"I think the well was drilled safely, basically because standard industry practices were followed. There were no major problems that weren't properly handled," he said. "I even noted that they were taking extreme care to follow all the safety procedures with respect to reporting little minor things that happened, like washers falling out of derricks."
Bourgoyne said he disagreed with many conclusions of Alan Huffman, an expert witness for the federal government who testified earlier in the trial. Huffman accused BP of deviating from industry standards and continuing to drill despite clear signs of trouble.
Huffman concluded that BP repeatedly failed to drill with a "safe drilling margin," which he defined as the cushion between the well's mud weight and its fracture gradient. The mud weight must be kept heavy enough to keep fluids from flowing up the well without fracturing the formation that is being drilled.
"One of the things that Dr. Huffman suggested was that the way that the drilling margin was managed presented dangers, extreme danger to the men and women onboard the Deepwater Horizon. Do you agree with that?" BP attorney Mike Brock asked Bourgoyne.
"No, I don't agree with that at all," he responded.
Bourgoyne said he believed the drilling margin allegations had no connection to the blowout.
He also disagreed with Huffman's claims that BP repeatedly misrepresented the well's pressure integrity test results and gave federal regulators a "very false impression" of what was happening during the drilling operation.
"Did your review indicate that BP conducted an appropriate pressure integrity test at each interval where it should be conducted?" Brock asked.
"Yes, they did," Bourgoyne said.
Bourgoyne joined many other experts and government investigations in concluding that crew members and supervisors failed to properly monitor the well and misinterpreted a key safety test just before the blowout.
"They called it a pass when it was a fail," he said of the test. "It was surprising that they called it a pass. I think the data was clearly there."
Two BP well site leaders, Robert Kaluza and Donald Vidrine, are charged with manslaughter in the deaths of 11 rig workers and await a separate trial. Their indictment accuses them of misinterpreting the same test.

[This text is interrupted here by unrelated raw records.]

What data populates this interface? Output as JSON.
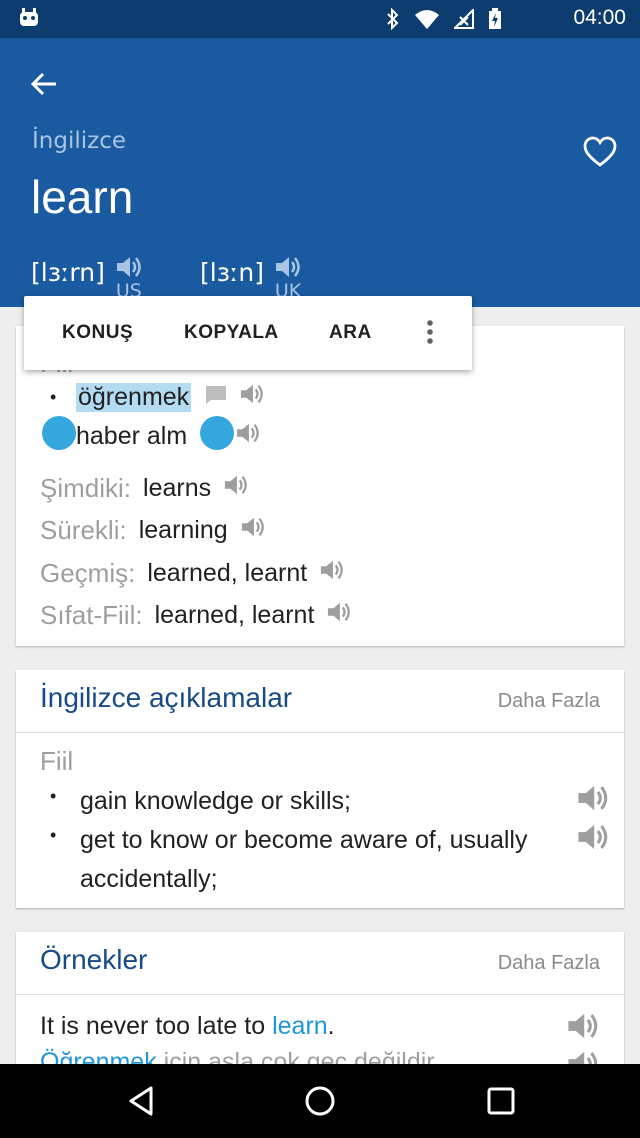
{
  "status_bar": {
    "time": "04:00"
  },
  "header": {
    "language": "İngilizce",
    "word": "learn",
    "pronunciations": [
      {
        "ipa": "[lɜːrn]",
        "region": "US"
      },
      {
        "ipa": "[lɜːn]",
        "region": "UK"
      }
    ]
  },
  "context_menu": {
    "items": [
      "KONUŞ",
      "KOPYALA",
      "ARA"
    ]
  },
  "translation_card": {
    "part_of_speech": "Fiil",
    "meanings": [
      "öğrenmek",
      "haber almak"
    ],
    "meaning_visible": [
      "öğrenmek",
      "haber alm"
    ],
    "forms": [
      {
        "label": "Şimdiki:",
        "value": "learns"
      },
      {
        "label": "Sürekli:",
        "value": "learning"
      },
      {
        "label": "Geçmiş:",
        "value": "learned, learnt"
      },
      {
        "label": "Sıfat-Fiil:",
        "value": "learned, learnt"
      }
    ]
  },
  "definitions_card": {
    "title": "İngilizce açıklamalar",
    "more": "Daha Fazla",
    "part_of_speech": "Fiil",
    "definitions": [
      "gain knowledge or skills;",
      "get to know or become aware of, usually accidentally;"
    ]
  },
  "examples_card": {
    "title": "Örnekler",
    "more": "Daha Fazla",
    "example_en_before": "It is never too late to ",
    "example_en_highlight": "learn",
    "example_en_after": ".",
    "example_tr_highlight": "Öğrenmek",
    "example_tr_rest": " için asla çok geç değildir."
  },
  "colors": {
    "status_bar": "#0d3d6e",
    "app_bar": "#1a5aa0",
    "title_blue": "#174a87",
    "highlight_blue": "#2196d6",
    "selection": "#b3dcf2",
    "handle": "#35a7df"
  }
}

Bourgoyne said the BP supervisors and crew members employed by rig owner Transocean Ltd. discussed the test results "as a group" and ultimately "bought into" an alternate explanation for abnormal drill pipe pressure.
"This is very surprising to me, but it happened. And I think it was a group decision," he said. "They had a lot of confidence in one another, and once they made the decision, they were convinced they were right."
U.S. District Judge Carl Barbier is hearing testimony without a jury. Barring a settlement, he could decide how much more money BP and its contractors owe for their roles in the catastrophe.
The first phase of the trial, which has entered its seventh week, is designed to identify causes of the blowout and assign fault to the companies involved. Barbier plans to hold a second phase that examines BP's efforts to stop the spill and quantifies how much oil spilled into the Gulf.
Testimony by BP witnesses is expected to last at least two weeks.